    wire in the jet? i have never ever thought of that or heard of it, i alway just solder filled n redrilled...

    sounds perfectly feasible.

    especially on the 142 hua... has no needle :) might try it next time i need to...
  12. lemont1

    lemont1 Member

    Is there a good replacement for the stock carb on the HS 142? mine is running good But I would like to be able to change the jets when I travel ( I take my bike with me to Utah) and it doesn't like the elevation change.
  13. 4950cycle

    4950cycle Member

    Another day I learned something

    Thanks Headmess , I will put that little soilder idea in my jetting trick bag thank you.
  14. tjs323626

    tjs323626 Member

    The wire in the jet is used by some of the go cart racers. They say it's the way to fine tune the perfect fuel air ratio. It should work fine on these small 4 strokes too. Just make certain it stays in the jet and doesn't get pulled into the engine.
  15. 4950cycle

    4950cycle Member

    If you can use copper wire strands (if you can even find it anymore).lol It is softer than steel and I think aluminum. If it goes in you engine, It might not lunch it out. It will just poop it out the other end.lol
  16. ocscully

    ocscully Member

    Honda Main Jets?

    I bought a Mikuni VM-18 carb cheap and made a manifold to mount it to my Honda motor and then realized that the 18mm was larger than the opening in the block of the motor, so the project has come to a stand still. I've been watching/looking for a Mikuni VM-16 cheap but have not come across one yet. Honda makes/lists four different size main jets for the GXH50 in their parts manual. they range in size from a #48, #50, #52, & #55. My motor which was purchased from Small Engine Warehouse several years ago came with a #55 main jet. If I'm remembering correctly it measured .021 These Honda jets would very likely fit into the HS carb? Seems to me that they run around $9.00 apiece from the local Honda Small Engine Shop (Republic Engine) here in Orange County.

    Last edited: Feb 25, 2011
  17. Htown

    Htown Member

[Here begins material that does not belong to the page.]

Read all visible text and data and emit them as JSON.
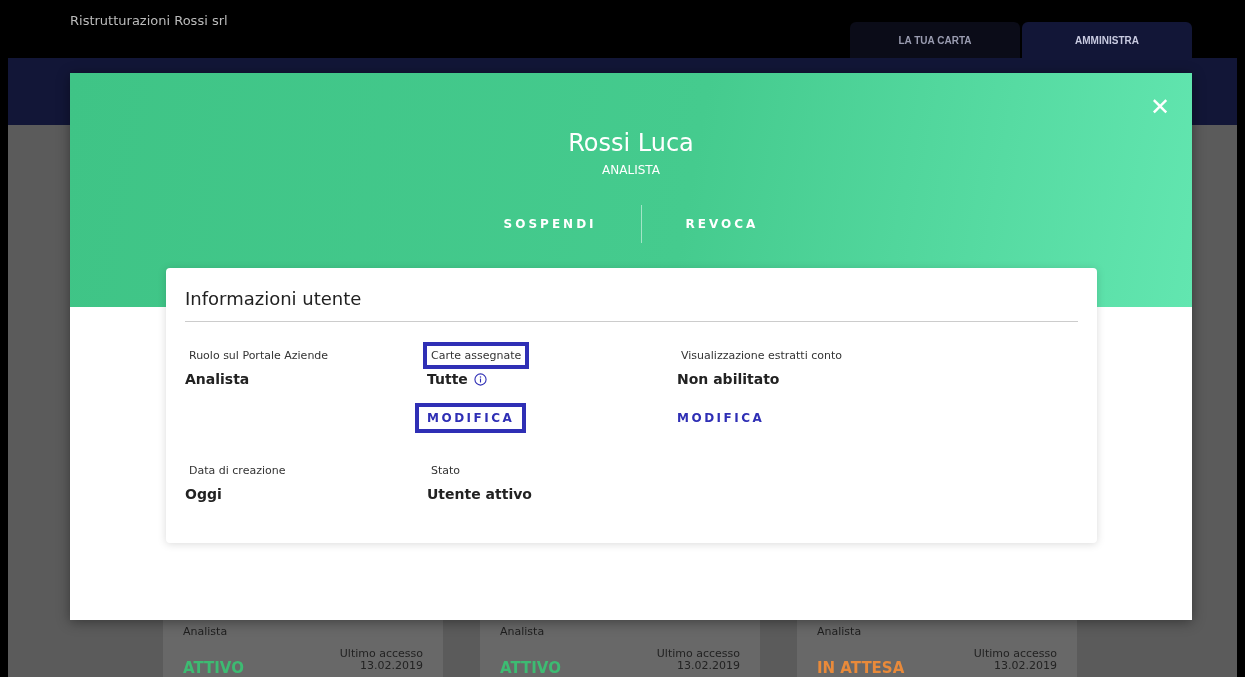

    There is a vendor out of Florida who sells the jets. Was wondering if the smaller jet designation meant more flow of gasoline? as I am starved of gasoline. will look into honda engine shop
  18. ocscully

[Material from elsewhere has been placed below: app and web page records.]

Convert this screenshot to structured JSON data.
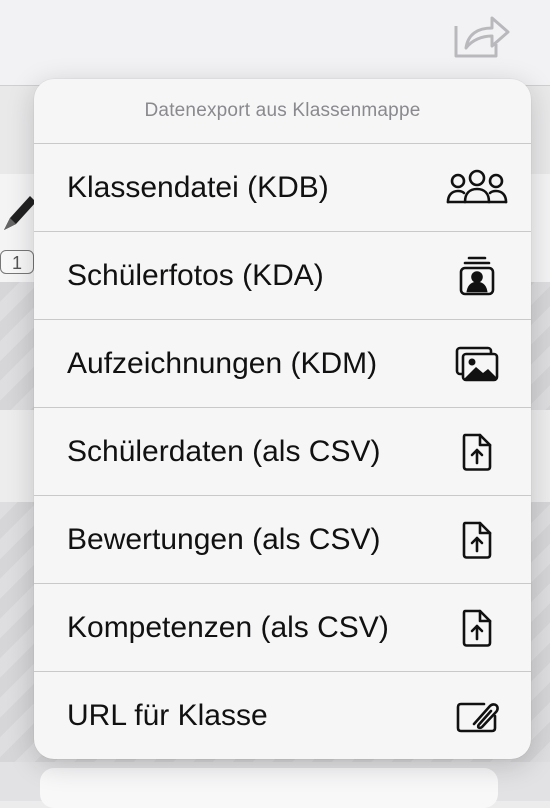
{
  "background": {
    "badge_text": "1"
  },
  "popover": {
    "title": "Datenexport aus Klassenmappe",
    "items": [
      {
        "label": "Klassendatei (KDB)",
        "icon": "group-icon"
      },
      {
        "label": "Schülerfotos (KDA)",
        "icon": "portrait-stack-icon"
      },
      {
        "label": "Aufzeichnungen (KDM)",
        "icon": "photos-icon"
      },
      {
        "label": "Schülerdaten (als CSV)",
        "icon": "document-upload-icon"
      },
      {
        "label": "Bewertungen (als CSV)",
        "icon": "document-upload-icon"
      },
      {
        "label": "Kompetenzen (als CSV)",
        "icon": "document-upload-icon"
      },
      {
        "label": "URL für Klasse",
        "icon": "link-card-icon"
      }
    ]
  }
}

    ocscully Member

    Mikuni VM18 Photos

    Found some photos of the Mikuni VM18


    Attached Files:

  19. 4950cycle

    4950cycle Member

    No I don't believe so. It is not like the gauge system. Where the lower the number the larger the object or cavity. Jets go the higher the number the bigger the hole in the jet. Wich translates into more gas delivery to the air flowing by down the carb. thraot.
  20. lemont1

    lemont1 Member

    Thanks ocscully, I will visit the local Honda shop this weekend. I would just like to have an assortment of jets to keep in my tool bag since I have two bikes with the HS engine.